Following the recent Moody’s downgrade to sub-investment grade and the rapid spread of COVID-19, South Africa is set for a “very cold economic winter”, writes Absa senior economist Peter Worthington.
“South Africa was already in recession when COVID-19 hit our shores, and Moody’s credit rating downgrade to sub-investment grade was likely even before the lockdown, due to South Africa’s stalled growth momentum, ballooning fiscal deficits and slow progress with essential structural reforms,” he says.
The Johannesburg-based bank, formerly Barclays Africa, forecast that GDP in South Africa would contract in the second quarter by 23.5% quarter on quarter after seasonally adjusting and annualising the data, with particularly hard knocks for mining, manufacturing, and various service industries supporting tourism, which has now come to a dead stop.
“At this stage, no one knows when the pandemic will be brought under control, nor what the multiplier effects of different negative economic shocks will bring.,” Worthington says.
“Covid-19 is a health shock which has mutated into a complicated tangle of a demand shock, a supply shock and a financial shock, all coming together at a time when South Africa was poorly fortified economically to deal with it”
Though a recent forecast predicted partial growth recovery in Q3 with an overall GDP contraction of about 3% in 2020, these projections are now optimistic, he says.

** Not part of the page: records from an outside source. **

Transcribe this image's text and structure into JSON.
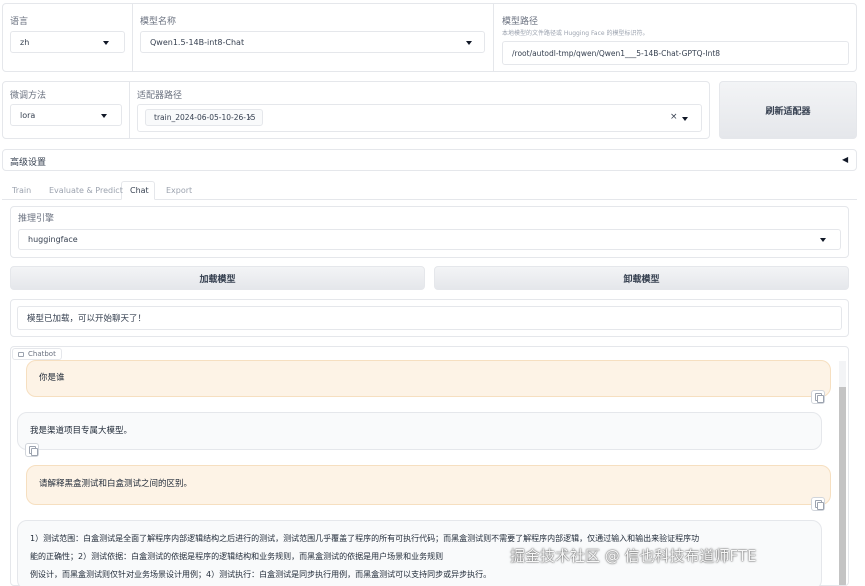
{
  "language": {
    "label": "语言",
    "value": "zh"
  },
  "model_name": {
    "label": "模型名称",
    "value": "Qwen1.5-14B-int8-Chat"
  },
  "model_path": {
    "label": "模型路径",
    "hint": "本地模型的文件路径或 Hugging Face 的模型标识符。",
    "value": "/root/autodl-tmp/qwen/Qwen1___5-14B-Chat-GPTQ-Int8"
  },
  "finetune": {
    "label": "微调方法",
    "value": "lora"
  },
  "adapter": {
    "label": "适配器路径",
    "chip": "train_2024-06-05-10-26-15",
    "chip_remove": "×",
    "clear": "×"
  },
  "refresh_button": "刷新适配器",
  "advanced": {
    "label": "高级设置",
    "toggle": "◀"
  },
  "tabs": [
    "Train",
    "Evaluate & Predict",
    "Chat",
    "Export"
  ],
  "active_tab": "Chat",
  "infer": {
    "label": "推理引擎",
    "value": "huggingface"
  },
  "load_button": "加载模型",
  "unload_button": "卸载模型",
  "status": "模型已加载，可以开始聊天了！",
  "chatbot": {
    "label": "Chatbot",
    "messages": [
      {
        "role": "user",
        "text": "你是谁"
      },
      {
        "role": "bot",
        "text": "我是渠道项目专属大模型。"
      },
      {
        "role": "user",
        "text": "请解释黑盒测试和白盒测试之间的区别。"
      },
      {
        "role": "bot",
        "lines": [
          "1）测试范围：白盒测试是全面了解程序内部逻辑结构之后进行的测试，测试范围几乎覆盖了程序的所有可执行代码；而黑盒测试则不需要了解程序内部逻辑，仅通过输入和输出来验证程序功",
          "能的正确性；2）测试依据：白盒测试的依据是程序的逻辑结构和业务规则，而黑盒测试的依据是用户场景和业务规则",
          "例设计，而黑盒测试则仅针对业务场景设计用例；4）测试执行：白盒测试是同步执行用例，而黑盒测试可以支持同步或异步执行。"
        ]
      }
    ]
  },
  "watermark": "掘金技术社区 @ 信也科技布道师FTE",
  "colors": {
    "user_bubble": "#fdf3e6",
    "bot_bubble": "#f9fafb",
    "border": "#e5e7eb"
  }
}
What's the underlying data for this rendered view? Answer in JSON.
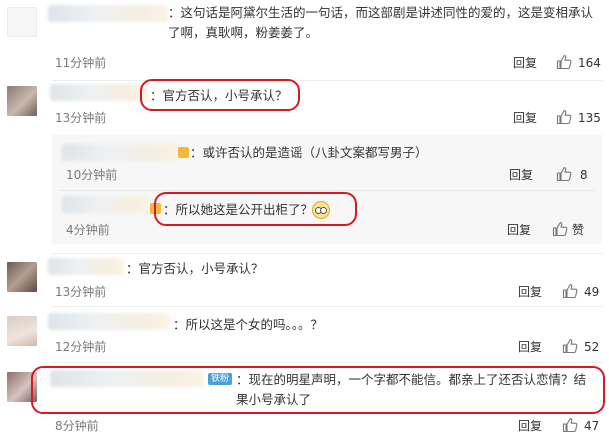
{
  "comments": [
    {
      "text": "：这句话是阿黛尔生活的一句话，而这部剧是讲述同性的爱的，这是变相承认了啊，真耿啊，粉姜姜了。",
      "time": "11分钟前",
      "reply_label": "回复",
      "likes": "164"
    },
    {
      "text": "：官方否认，小号承认？",
      "time": "13分钟前",
      "reply_label": "回复",
      "likes": "135",
      "sub_replies": [
        {
          "text": "：或许否认的是造谣（八卦文案都写男子）",
          "time": "10分钟前",
          "reply_label": "回复",
          "likes": "8"
        },
        {
          "text": "：所以她这是公开出柜了？",
          "time": "4分钟前",
          "reply_label": "回复",
          "likes": "赞"
        }
      ]
    },
    {
      "text": "：官方否认，小号承认？",
      "time": "13分钟前",
      "reply_label": "回复",
      "likes": "49"
    },
    {
      "text": "：所以这是个女的吗。。。？",
      "time": "12分钟前",
      "reply_label": "回复",
      "likes": "52"
    },
    {
      "badge": "铁粉",
      "text": "：现在的明星声明，一个字都不能信。都亲上了还否认恋情？结果小号承认了",
      "time": "8分钟前",
      "reply_label": "回复",
      "likes": "47"
    }
  ],
  "colors": {
    "highlight": "#d21b23",
    "sub_bg": "#f7f7f7",
    "time": "#7a7a7a",
    "badge": "#4aa0d8"
  },
  "icons": {
    "like": "thumbs-up-icon",
    "emoji": "glasses-face-emoji"
  }
}
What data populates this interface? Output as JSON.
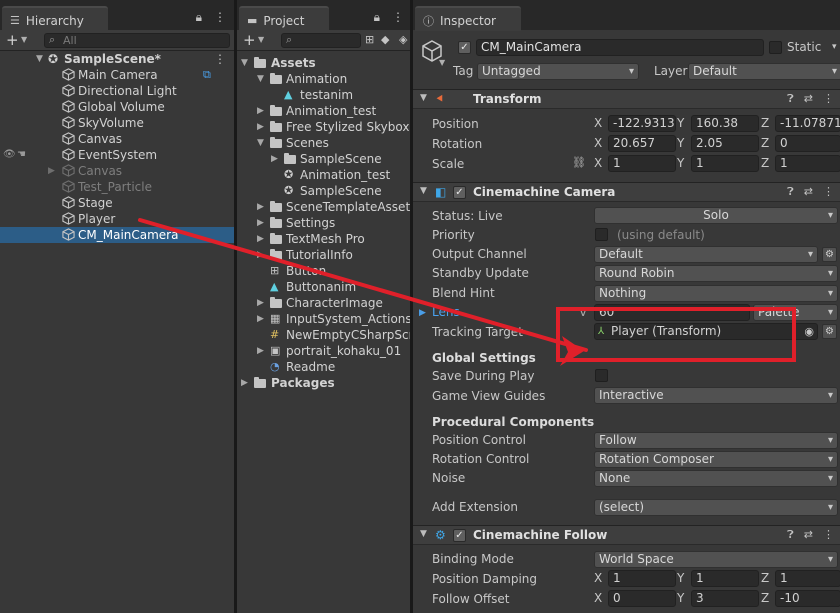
{
  "hierarchy": {
    "tab": "Hierarchy",
    "search_placeholder": "All",
    "scene": "SampleScene*",
    "items": [
      {
        "label": "Main Camera",
        "dim": false
      },
      {
        "label": "Directional Light",
        "dim": false
      },
      {
        "label": "Global Volume",
        "dim": false
      },
      {
        "label": "SkyVolume",
        "dim": false
      },
      {
        "label": "Canvas",
        "dim": false
      },
      {
        "label": "EventSystem",
        "dim": false
      },
      {
        "label": "Canvas",
        "dim": true
      },
      {
        "label": "Test_Particle",
        "dim": true
      },
      {
        "label": "Stage",
        "dim": false
      },
      {
        "label": "Player",
        "dim": false
      },
      {
        "label": "CM_MainCamera",
        "dim": false,
        "selected": true
      }
    ]
  },
  "project": {
    "tab": "Project",
    "root": "Assets",
    "items": [
      {
        "label": "Animation",
        "type": "folder",
        "open": true
      },
      {
        "label": "testanim",
        "type": "anim"
      },
      {
        "label": "Animation_test",
        "type": "folder"
      },
      {
        "label": "Free Stylized Skybox",
        "type": "folder"
      },
      {
        "label": "Scenes",
        "type": "folder",
        "open": true
      },
      {
        "label": "SampleScene",
        "type": "folder"
      },
      {
        "label": "Animation_test",
        "type": "scene"
      },
      {
        "label": "SampleScene",
        "type": "scene"
      },
      {
        "label": "SceneTemplateAssets",
        "type": "folder"
      },
      {
        "label": "Settings",
        "type": "folder"
      },
      {
        "label": "TextMesh Pro",
        "type": "folder"
      },
      {
        "label": "TutorialInfo",
        "type": "folder"
      },
      {
        "label": "Button",
        "type": "controller"
      },
      {
        "label": "Buttonanim",
        "type": "anim"
      },
      {
        "label": "CharacterImage",
        "type": "folder"
      },
      {
        "label": "InputSystem_Actions",
        "type": "input"
      },
      {
        "label": "NewEmptyCSharpScri",
        "type": "script"
      },
      {
        "label": "portrait_kohaku_01",
        "type": "image"
      },
      {
        "label": "Readme",
        "type": "readme"
      }
    ],
    "packages": "Packages"
  },
  "inspector": {
    "tab": "Inspector",
    "object_name": "CM_MainCamera",
    "static_label": "Static",
    "tag_label": "Tag",
    "tag_value": "Untagged",
    "layer_label": "Layer",
    "layer_value": "Default",
    "transform": {
      "title": "Transform",
      "position_label": "Position",
      "rotation_label": "Rotation",
      "scale_label": "Scale",
      "position": [
        "-122.9313",
        "160.38",
        "-11.07871"
      ],
      "rotation": [
        "20.657",
        "2.05",
        "0"
      ],
      "scale": [
        "1",
        "1",
        "1"
      ]
    },
    "cinemachine_camera": {
      "title": "Cinemachine Camera",
      "status_label": "Status: Live",
      "solo_label": "Solo",
      "priority_label": "Priority",
      "priority_hint": "(using default)",
      "output_channel_label": "Output Channel",
      "output_channel_value": "Default",
      "standby_update_label": "Standby Update",
      "standby_update_value": "Round Robin",
      "blend_hint_label": "Blend Hint",
      "blend_hint_value": "Nothing",
      "lens_label": "Lens",
      "lens_value": "60",
      "lens_preset": "Palette",
      "tracking_target_label": "Tracking Target",
      "tracking_target_value": "Player (Transform)",
      "global_settings_label": "Global Settings",
      "save_during_play_label": "Save During Play",
      "game_view_guides_label": "Game View Guides",
      "game_view_guides_value": "Interactive",
      "procedural_label": "Procedural Components",
      "position_control_label": "Position Control",
      "position_control_value": "Follow",
      "rotation_control_label": "Rotation Control",
      "rotation_control_value": "Rotation Composer",
      "noise_label": "Noise",
      "noise_value": "None",
      "add_extension_label": "Add Extension",
      "add_extension_value": "(select)"
    },
    "cinemachine_follow": {
      "title": "Cinemachine Follow",
      "binding_mode_label": "Binding Mode",
      "binding_mode_value": "World Space",
      "position_damping_label": "Position Damping",
      "position_damping": [
        "1",
        "1",
        "1"
      ],
      "follow_offset_label": "Follow Offset",
      "follow_offset": [
        "0",
        "3",
        "-10"
      ]
    }
  },
  "colors": {
    "annotation": "#e0202a",
    "selection": "#2c5d87",
    "panel": "#383838"
  }
}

While South Africa’s central banks has implemented a range of measures to secure essential liquidity in South Africa’s financial markets, including a watershed decision to buy government bonds as needed to secure orderly financial markets, the monetary policy measures is unlikely to be enough to lift the economy out of the ICU.